Data -
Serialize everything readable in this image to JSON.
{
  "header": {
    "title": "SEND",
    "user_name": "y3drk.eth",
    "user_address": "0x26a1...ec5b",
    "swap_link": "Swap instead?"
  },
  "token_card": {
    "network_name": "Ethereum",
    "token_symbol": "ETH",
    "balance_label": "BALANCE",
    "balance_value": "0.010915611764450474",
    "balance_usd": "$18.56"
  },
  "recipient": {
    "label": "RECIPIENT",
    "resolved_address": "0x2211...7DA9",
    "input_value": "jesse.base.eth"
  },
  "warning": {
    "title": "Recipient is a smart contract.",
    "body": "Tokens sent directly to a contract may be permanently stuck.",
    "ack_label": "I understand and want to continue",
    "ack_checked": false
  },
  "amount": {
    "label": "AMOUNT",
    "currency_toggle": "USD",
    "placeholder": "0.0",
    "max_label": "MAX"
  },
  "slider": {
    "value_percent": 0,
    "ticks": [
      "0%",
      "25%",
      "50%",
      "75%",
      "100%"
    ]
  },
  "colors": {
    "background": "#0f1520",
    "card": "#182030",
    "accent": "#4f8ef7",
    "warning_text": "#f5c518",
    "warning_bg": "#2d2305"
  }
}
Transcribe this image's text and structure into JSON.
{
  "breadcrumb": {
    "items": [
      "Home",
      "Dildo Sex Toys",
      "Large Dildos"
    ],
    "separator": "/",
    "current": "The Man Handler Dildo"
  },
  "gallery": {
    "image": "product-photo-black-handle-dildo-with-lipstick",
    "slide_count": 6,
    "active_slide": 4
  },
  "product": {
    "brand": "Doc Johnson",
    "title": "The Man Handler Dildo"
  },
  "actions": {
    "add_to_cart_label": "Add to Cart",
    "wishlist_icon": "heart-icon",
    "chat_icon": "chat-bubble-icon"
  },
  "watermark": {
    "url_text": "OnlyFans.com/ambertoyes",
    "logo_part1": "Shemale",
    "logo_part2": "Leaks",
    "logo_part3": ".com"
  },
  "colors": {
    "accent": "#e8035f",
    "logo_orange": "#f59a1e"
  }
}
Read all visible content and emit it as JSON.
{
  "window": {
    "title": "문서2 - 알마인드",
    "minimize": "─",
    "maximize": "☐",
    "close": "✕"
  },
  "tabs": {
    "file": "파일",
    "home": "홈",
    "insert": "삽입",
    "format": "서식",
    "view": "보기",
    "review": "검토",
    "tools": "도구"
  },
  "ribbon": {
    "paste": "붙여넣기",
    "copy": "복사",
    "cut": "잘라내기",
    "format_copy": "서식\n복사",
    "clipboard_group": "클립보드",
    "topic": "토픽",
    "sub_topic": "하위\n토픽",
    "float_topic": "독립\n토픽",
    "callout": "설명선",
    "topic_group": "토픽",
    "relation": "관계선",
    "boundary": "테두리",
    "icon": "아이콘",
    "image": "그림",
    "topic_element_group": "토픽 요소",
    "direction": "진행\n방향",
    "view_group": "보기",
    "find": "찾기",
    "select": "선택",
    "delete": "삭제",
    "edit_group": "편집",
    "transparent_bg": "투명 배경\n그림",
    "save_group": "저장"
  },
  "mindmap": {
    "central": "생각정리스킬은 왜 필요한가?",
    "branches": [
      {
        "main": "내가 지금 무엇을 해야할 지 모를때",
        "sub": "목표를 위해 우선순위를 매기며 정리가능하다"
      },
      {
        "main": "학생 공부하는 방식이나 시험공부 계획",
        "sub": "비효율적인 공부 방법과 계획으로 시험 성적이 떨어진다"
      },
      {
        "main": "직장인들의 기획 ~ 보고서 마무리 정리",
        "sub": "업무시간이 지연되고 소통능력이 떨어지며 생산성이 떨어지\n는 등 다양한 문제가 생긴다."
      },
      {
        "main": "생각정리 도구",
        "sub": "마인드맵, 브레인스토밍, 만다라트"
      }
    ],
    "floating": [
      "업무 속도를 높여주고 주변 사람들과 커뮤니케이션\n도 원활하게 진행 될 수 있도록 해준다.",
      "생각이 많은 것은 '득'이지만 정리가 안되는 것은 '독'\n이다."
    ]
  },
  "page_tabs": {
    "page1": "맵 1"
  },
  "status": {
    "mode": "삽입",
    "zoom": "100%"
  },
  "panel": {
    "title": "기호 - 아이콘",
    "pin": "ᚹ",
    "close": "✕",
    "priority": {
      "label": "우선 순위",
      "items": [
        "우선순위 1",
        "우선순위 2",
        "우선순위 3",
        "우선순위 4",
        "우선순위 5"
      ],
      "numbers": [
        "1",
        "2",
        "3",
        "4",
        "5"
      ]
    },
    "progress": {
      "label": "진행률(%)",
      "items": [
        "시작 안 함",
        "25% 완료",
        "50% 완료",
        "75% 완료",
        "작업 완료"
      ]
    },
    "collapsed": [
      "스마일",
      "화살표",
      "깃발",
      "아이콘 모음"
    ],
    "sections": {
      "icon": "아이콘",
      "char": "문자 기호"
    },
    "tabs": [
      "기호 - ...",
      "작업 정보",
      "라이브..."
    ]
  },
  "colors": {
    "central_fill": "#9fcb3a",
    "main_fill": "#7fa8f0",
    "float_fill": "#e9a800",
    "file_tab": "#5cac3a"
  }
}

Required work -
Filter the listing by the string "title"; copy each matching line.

Result -
    "title": "SEND",
    "title": "Recipient is a smart contract.",
    "title": "The Man Handler Dildo"
    "title": "문서2 - 알마인드",
    "title": "기호 - 아이콘",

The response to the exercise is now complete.